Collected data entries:
------

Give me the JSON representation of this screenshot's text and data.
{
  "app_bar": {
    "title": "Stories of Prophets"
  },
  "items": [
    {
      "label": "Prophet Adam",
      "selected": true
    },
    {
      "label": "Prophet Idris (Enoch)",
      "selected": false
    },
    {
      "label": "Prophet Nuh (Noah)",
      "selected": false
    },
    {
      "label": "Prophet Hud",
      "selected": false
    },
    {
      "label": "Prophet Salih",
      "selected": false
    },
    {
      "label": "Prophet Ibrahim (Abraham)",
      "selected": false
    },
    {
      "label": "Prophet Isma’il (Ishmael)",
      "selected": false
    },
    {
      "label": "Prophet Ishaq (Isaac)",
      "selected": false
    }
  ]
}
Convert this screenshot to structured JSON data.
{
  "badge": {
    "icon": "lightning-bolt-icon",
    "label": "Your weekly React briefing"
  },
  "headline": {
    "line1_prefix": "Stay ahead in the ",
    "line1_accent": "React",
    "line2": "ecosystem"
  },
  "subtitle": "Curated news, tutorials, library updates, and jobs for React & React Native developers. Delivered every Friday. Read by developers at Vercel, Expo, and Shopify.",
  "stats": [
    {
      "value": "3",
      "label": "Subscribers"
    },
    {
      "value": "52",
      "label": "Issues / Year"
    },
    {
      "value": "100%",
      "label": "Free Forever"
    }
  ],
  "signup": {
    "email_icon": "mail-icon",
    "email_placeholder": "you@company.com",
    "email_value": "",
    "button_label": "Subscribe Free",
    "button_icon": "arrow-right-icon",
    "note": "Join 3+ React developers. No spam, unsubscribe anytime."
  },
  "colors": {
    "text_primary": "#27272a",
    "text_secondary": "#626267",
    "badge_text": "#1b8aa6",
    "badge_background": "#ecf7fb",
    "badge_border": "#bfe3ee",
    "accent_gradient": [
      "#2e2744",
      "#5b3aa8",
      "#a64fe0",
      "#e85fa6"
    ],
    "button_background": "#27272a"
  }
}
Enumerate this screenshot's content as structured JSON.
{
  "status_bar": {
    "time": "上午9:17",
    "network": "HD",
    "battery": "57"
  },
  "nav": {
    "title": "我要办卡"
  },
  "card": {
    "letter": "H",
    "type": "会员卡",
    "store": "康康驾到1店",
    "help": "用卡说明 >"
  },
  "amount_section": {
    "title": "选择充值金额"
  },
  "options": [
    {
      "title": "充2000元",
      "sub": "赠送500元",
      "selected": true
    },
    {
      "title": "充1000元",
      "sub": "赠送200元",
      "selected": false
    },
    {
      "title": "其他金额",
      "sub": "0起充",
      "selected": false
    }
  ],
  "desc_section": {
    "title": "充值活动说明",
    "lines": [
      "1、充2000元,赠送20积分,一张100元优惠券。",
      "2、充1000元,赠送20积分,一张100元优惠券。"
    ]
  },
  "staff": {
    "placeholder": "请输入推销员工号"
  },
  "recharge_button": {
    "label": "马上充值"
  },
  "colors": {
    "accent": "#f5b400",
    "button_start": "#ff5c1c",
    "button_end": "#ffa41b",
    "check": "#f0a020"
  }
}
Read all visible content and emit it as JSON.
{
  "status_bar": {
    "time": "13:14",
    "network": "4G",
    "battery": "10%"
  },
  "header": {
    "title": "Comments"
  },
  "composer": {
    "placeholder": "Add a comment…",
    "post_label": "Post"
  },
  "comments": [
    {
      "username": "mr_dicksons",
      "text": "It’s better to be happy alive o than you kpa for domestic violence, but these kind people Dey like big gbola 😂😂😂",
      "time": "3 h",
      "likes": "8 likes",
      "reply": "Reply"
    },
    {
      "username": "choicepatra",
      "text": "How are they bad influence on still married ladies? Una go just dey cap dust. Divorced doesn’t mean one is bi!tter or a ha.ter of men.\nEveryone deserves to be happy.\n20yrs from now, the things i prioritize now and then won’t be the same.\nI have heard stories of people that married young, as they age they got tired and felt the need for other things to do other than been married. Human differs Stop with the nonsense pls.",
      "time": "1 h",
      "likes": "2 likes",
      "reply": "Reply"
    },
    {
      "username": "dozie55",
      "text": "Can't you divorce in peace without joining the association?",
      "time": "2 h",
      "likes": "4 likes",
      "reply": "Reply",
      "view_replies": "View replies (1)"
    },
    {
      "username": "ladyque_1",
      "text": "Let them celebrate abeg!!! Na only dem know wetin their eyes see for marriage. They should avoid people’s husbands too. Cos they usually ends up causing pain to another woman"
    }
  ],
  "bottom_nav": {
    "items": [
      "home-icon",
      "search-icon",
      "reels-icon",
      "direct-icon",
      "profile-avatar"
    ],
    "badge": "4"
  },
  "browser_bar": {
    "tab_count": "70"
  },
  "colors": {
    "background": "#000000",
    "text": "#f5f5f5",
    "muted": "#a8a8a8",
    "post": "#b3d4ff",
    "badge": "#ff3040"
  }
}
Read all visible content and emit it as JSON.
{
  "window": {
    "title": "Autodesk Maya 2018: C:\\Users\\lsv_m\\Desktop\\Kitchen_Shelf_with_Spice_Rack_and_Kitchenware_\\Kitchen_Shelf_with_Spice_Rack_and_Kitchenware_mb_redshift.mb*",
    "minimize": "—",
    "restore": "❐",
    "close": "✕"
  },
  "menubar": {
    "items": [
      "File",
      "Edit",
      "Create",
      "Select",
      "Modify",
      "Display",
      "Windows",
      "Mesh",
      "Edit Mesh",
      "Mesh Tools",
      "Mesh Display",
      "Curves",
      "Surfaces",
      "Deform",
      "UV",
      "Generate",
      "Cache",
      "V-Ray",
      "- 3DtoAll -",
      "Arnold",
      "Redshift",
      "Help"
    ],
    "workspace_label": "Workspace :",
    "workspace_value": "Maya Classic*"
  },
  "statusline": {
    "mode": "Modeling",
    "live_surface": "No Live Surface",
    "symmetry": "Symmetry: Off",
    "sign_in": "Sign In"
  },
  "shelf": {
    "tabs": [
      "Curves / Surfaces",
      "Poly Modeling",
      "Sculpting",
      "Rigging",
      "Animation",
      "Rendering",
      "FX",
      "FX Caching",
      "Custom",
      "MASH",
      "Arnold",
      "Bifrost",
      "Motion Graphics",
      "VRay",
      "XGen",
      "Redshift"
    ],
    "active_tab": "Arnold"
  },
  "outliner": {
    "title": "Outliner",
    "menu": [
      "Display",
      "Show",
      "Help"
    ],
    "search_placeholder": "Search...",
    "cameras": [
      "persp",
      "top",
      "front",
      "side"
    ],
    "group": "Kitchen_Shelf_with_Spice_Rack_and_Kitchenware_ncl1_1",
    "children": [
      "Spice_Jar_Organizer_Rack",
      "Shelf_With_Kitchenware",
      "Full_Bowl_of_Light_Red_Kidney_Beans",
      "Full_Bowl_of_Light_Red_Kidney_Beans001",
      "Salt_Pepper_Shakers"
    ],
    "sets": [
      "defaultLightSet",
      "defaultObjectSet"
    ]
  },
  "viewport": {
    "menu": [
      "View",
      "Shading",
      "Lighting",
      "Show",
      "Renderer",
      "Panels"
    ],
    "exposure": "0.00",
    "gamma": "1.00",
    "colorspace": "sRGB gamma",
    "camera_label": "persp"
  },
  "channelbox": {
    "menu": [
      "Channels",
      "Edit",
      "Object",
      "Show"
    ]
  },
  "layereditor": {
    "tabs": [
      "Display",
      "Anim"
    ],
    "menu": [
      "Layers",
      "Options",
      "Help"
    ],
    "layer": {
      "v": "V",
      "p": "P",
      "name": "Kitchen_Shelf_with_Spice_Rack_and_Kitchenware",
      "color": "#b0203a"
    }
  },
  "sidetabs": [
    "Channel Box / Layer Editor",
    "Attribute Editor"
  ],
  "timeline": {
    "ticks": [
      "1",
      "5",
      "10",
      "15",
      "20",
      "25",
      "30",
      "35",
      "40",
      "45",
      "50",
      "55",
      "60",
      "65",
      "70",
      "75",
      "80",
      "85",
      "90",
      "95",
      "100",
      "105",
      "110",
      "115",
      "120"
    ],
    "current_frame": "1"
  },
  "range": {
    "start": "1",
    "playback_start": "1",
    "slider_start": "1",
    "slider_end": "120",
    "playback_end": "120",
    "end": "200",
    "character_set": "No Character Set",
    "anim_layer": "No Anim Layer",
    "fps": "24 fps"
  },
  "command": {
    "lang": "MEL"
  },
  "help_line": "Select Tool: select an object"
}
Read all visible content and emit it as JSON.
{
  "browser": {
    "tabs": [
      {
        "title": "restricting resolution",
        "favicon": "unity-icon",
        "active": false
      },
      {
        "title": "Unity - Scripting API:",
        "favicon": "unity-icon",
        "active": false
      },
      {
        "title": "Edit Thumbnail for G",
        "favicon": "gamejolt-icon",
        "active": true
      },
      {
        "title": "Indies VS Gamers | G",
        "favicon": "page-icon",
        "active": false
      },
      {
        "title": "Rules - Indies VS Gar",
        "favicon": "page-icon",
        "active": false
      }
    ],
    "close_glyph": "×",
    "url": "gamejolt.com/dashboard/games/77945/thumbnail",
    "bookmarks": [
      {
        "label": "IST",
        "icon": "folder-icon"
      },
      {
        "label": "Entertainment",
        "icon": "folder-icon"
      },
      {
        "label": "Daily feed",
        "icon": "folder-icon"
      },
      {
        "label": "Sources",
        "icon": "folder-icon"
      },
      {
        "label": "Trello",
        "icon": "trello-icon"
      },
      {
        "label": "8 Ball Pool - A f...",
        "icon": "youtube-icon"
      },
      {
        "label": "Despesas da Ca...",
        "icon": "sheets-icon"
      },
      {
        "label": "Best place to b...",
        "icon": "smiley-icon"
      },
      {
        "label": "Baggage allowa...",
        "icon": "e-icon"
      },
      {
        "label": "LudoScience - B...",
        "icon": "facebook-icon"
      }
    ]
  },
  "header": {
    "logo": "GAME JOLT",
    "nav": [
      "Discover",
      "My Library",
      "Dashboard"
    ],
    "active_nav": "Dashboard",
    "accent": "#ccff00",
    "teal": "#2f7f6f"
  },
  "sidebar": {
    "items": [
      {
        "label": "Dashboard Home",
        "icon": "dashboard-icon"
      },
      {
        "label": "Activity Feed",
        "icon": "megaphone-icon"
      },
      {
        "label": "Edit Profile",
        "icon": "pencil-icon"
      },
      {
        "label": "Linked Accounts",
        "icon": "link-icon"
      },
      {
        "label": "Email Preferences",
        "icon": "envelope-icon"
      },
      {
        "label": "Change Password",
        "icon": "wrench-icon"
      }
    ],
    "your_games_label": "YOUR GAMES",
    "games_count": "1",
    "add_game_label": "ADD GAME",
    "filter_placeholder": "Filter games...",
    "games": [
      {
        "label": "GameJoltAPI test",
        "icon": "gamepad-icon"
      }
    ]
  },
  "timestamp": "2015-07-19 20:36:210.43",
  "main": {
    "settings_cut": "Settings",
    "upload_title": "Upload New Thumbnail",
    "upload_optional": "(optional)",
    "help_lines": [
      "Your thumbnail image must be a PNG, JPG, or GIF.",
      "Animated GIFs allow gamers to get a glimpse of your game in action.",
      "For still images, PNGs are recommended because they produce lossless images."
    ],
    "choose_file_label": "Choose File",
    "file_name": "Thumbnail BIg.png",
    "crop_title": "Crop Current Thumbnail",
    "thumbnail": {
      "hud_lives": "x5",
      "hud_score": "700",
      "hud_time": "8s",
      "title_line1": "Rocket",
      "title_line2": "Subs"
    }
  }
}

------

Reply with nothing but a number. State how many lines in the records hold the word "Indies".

YOUR SOLUTION: 2